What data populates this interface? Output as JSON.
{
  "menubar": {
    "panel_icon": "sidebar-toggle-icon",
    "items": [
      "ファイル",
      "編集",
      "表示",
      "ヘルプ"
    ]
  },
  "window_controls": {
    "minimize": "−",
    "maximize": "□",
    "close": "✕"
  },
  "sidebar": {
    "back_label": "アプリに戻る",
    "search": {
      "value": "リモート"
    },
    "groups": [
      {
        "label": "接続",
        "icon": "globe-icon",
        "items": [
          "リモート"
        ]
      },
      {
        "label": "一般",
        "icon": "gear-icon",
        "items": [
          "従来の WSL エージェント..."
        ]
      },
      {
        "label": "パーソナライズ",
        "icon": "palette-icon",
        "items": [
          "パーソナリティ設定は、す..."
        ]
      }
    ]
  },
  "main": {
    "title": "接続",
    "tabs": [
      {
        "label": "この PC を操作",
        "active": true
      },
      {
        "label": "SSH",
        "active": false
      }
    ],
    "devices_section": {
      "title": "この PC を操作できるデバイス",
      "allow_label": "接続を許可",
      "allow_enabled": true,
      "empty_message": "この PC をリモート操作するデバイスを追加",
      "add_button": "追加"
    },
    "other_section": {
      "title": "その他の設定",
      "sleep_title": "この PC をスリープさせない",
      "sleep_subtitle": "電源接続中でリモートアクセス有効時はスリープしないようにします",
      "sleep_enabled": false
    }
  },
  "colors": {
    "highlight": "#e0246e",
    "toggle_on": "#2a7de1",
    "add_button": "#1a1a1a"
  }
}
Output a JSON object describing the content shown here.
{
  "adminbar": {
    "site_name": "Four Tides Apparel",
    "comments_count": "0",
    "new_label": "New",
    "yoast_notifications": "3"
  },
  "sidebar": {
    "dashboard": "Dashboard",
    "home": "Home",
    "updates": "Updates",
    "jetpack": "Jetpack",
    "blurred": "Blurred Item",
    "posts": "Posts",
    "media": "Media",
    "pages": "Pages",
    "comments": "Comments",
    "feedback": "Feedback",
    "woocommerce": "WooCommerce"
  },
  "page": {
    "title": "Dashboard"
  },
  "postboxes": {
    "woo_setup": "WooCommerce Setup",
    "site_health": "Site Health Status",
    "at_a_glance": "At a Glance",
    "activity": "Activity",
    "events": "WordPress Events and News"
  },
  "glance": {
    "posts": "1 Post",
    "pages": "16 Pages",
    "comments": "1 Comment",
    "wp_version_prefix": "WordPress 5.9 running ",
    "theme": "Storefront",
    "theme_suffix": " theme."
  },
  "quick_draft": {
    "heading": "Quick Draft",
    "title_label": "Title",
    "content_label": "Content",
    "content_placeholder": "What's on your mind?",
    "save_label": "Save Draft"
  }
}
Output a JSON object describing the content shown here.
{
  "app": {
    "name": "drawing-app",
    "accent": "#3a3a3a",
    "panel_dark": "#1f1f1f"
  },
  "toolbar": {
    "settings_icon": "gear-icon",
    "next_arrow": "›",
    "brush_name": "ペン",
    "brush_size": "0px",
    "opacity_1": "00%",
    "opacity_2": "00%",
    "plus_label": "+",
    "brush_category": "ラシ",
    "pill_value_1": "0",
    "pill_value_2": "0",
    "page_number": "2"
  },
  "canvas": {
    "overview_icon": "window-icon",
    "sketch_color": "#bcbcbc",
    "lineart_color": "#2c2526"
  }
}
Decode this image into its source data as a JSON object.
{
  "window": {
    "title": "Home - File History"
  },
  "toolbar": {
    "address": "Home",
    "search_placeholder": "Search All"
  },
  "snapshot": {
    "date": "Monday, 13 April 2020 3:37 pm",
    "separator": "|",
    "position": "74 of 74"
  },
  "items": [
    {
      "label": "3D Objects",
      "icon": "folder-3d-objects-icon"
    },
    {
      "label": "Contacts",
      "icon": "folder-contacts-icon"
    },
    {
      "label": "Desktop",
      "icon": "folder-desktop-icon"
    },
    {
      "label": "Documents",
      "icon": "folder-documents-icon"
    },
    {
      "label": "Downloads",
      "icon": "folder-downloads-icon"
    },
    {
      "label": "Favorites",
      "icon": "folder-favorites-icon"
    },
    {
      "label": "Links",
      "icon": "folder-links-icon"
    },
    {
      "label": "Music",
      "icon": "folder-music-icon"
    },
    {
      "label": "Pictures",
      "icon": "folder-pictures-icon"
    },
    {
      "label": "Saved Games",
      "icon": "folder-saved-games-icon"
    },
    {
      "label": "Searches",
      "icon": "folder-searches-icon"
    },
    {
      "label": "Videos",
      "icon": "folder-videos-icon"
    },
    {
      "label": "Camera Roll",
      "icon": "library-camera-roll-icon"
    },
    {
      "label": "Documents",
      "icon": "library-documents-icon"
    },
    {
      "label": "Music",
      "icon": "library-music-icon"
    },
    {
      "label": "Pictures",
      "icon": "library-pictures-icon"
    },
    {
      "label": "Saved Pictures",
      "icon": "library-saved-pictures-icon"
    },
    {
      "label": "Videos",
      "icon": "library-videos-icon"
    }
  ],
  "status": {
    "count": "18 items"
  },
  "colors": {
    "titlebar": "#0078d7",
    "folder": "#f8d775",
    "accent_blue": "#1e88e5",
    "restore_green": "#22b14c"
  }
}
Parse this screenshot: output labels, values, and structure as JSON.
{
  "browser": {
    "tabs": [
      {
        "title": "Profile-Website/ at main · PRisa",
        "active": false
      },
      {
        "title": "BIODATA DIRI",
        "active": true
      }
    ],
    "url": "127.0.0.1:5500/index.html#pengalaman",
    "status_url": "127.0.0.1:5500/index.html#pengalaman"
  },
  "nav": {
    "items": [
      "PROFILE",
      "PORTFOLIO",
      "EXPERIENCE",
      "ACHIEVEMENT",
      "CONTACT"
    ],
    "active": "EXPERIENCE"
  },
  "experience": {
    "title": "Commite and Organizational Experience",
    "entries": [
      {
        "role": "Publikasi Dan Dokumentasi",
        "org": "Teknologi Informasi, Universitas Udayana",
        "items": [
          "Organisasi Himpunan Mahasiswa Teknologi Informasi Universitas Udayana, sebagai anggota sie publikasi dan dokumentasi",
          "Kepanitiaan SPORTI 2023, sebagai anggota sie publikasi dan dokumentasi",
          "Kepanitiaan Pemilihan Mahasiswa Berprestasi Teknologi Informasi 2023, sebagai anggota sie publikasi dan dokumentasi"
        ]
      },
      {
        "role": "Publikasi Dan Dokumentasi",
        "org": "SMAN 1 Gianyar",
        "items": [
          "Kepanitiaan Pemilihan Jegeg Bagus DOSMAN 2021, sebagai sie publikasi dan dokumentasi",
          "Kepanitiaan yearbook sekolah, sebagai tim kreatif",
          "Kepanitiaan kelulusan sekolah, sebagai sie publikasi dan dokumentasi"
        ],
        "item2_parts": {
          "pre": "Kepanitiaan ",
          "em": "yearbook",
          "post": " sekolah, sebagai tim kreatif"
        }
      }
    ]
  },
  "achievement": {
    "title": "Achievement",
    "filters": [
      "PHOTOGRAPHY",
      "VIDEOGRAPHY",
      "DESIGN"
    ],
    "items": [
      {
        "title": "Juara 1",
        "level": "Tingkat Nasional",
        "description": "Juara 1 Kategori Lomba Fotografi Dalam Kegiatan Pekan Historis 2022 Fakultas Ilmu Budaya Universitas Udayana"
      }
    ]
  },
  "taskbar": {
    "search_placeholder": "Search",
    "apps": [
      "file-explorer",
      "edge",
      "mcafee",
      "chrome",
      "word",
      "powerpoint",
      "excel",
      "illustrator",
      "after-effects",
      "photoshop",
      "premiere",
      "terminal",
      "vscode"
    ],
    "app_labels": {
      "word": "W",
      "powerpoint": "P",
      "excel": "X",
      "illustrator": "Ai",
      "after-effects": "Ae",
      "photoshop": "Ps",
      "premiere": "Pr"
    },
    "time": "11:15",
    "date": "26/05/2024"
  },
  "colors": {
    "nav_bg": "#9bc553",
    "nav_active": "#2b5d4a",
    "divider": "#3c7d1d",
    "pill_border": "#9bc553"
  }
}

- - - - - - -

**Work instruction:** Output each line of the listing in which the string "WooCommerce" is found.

**Answer below:**
    "woocommerce": "WooCommerce"
    "woo_setup": "WooCommerce Setup",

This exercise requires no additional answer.